CHANGEMAKERS

Nuns and the Next Step: Weekly support meetings for inmates changing lives, leaders say

Inside a small, unassuming house on a North End street is a living room where, nearly every Thursday for 17 years, a retired prison chaplain, a group of nuns and volunteers meet with inmates on leave and former inmates to talk about their lives.

Peer support group for inmates provides someone to talk to, lowers recidivism

Kathleen Mico, Sr. Carol Peloquin, Al McGregor, Sr. Huguette Fleurant and Eva Peloquin break for snacks at Next Step’s weekly peer support program for released inmates. (Keila DePape/Red River College)

Inside a small, unassuming house on a North End street is a living room where nearly every Thursday for 17 years, a retired prison chaplain, a group of nuns and volunteers meet with inmates on leave and former inmates to talk about their lives.

The nuns do it because in their eyes, the men just need someone to talk to in a positive environment, away from prison doors — and if they have someone to talk to and depend on, they might change their lives.

In the experience of Sister Carol Peloquin, a retired chaplain from Stony Mountain Institution, it does change lives.

When Peloquin worked at the prison, she says she would see men she'd thought would do well outside return to the prison and its chapel soon after they were released.

"It was often just pure discouragement," she said. "They didn't have anyone to talk to."

In 2001, Peloquin put in a request to Correctional Services Canada to develop a pilot project to provide peer support to paroled inmates.

The idea was simple: meet once a week with inmates who were soon to be paroled, and talk.
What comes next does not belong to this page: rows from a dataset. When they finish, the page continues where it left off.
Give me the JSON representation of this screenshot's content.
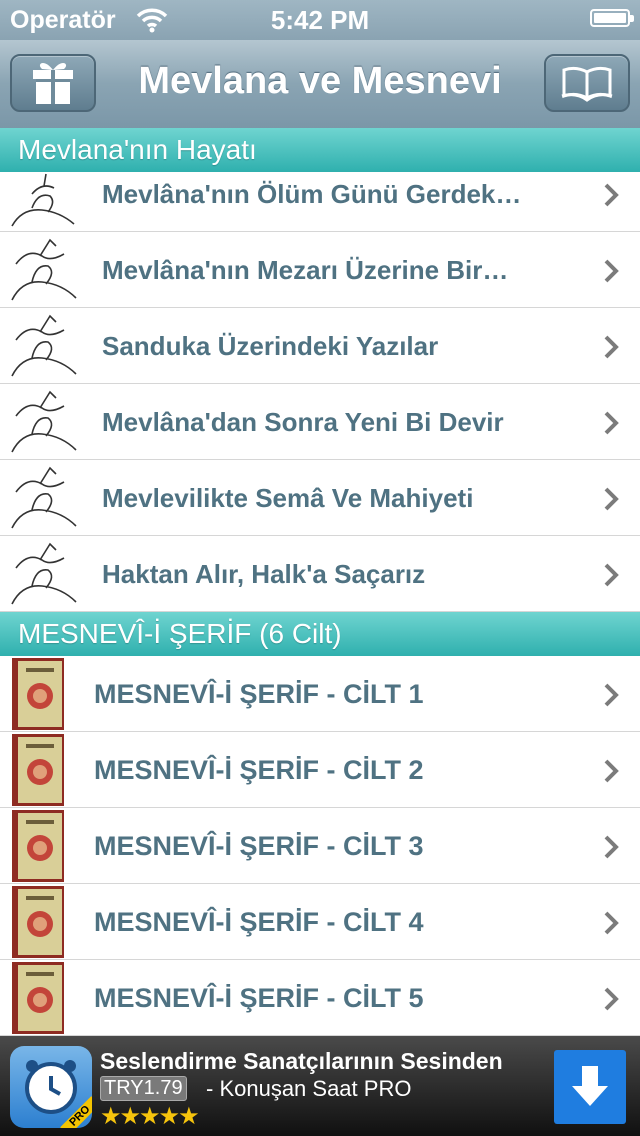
{
  "status": {
    "carrier": "Operatör",
    "time": "5:42 PM"
  },
  "nav": {
    "title": "Mevlana ve Mesnevi",
    "left_icon": "gift-icon",
    "right_icon": "book-icon"
  },
  "sections": [
    {
      "title": "Mevlana'nın Hayatı",
      "items": [
        {
          "label": "Mevlâna'nın Ölüm Günü Gerdek…"
        },
        {
          "label": "Mevlâna'nın Mezarı Üzerine Bir…"
        },
        {
          "label": "Sanduka Üzerindeki Yazılar"
        },
        {
          "label": "Mevlâna'dan Sonra Yeni Bi Devir"
        },
        {
          "label": "Mevlevilikte Semâ Ve Mahiyeti"
        },
        {
          "label": "Haktan Alır, Halk'a Saçarız"
        }
      ]
    },
    {
      "title": "MESNEVÎ-İ ŞERİF (6 Cilt)",
      "items": [
        {
          "label": "MESNEVÎ-İ ŞERİF - CİLT 1"
        },
        {
          "label": "MESNEVÎ-İ ŞERİF - CİLT 2"
        },
        {
          "label": "MESNEVÎ-İ ŞERİF - CİLT 3"
        },
        {
          "label": "MESNEVÎ-İ ŞERİF - CİLT 4"
        },
        {
          "label": "MESNEVÎ-İ ŞERİF - CİLT 5"
        }
      ]
    }
  ],
  "ad": {
    "headline": "Seslendirme Sanatçılarının Sesinden",
    "price": "TRY1.79",
    "app_name": "- Konuşan Saat PRO",
    "stars": "★★★★★",
    "badge": "PRO",
    "rating": 5
  },
  "colors": {
    "accent": "#2fb0ae",
    "row_text": "#4f7282",
    "nav": "#8aa4b3"
  }
}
That pilot project became Next Step.

"It was an excellent investment," she said.

Next Step reduces recidivism: Peloquin

In the 17 years Next Step has been around, Peloquin said about 250 men have come and gone through the program. She can think of only three who eventually reoffended beyond parole violations.
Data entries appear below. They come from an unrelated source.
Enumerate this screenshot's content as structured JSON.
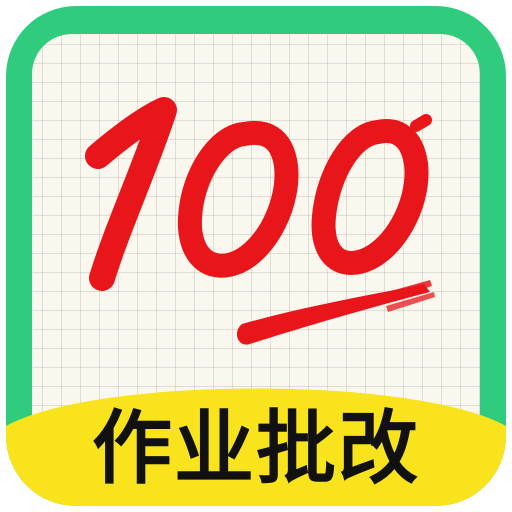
{
  "score": {
    "text": "100"
  },
  "banner": {
    "text": "作业批改"
  },
  "colors": {
    "frame": "#2fcc7e",
    "paper": "#faf8ee",
    "score": "#e8161b",
    "banner": "#f8e31c",
    "banner_text": "#111111"
  }
}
Those three men all had persistent mental health issues or addictions, she added, and the crimes that put them back in prison weren't violent.

Peloquin worked in the Catholic school system before she applied for the job at the prison in 1994. She said she wanted to work more directly with the disadvantaged.

In 2009, Peloquin handed the reins over to Kathleen Mico, a community worker with a master's degree in conflict resolution. But the inmates still meet every Thursday at the little house where Peloquin and two other nuns live.

'They need to be working hard'

Sometimes, men will come to meetings, get paroled and eventually stop coming. In other cases, men come back for years and eventually become volunteers.

But one of the caveats is if an inmate wants to be part of the group, they have to come every week without exception.

"We insist on attendance — you either come every week or you say goodbye. That steadfastness is a huge part of it," said Peloquin. "We take people at risk — but they need to be working hard."

Almost all of the men who went through Next Step are leading better lives than they did before, Peloquin said. Most of the men are employed, she said — one's a baker, another is a foreman at a construction company.

"They may not have wonderful, perfect lives," she said. "But they aren't back in prison."


Changemakers is a multimedia series spotlighting the efforts and stories of everyday Winnipeggers striving to improve the lives of their neighbours. It was produced by senior journalism students in Red River College's creative communications program.

With files from Kit Muir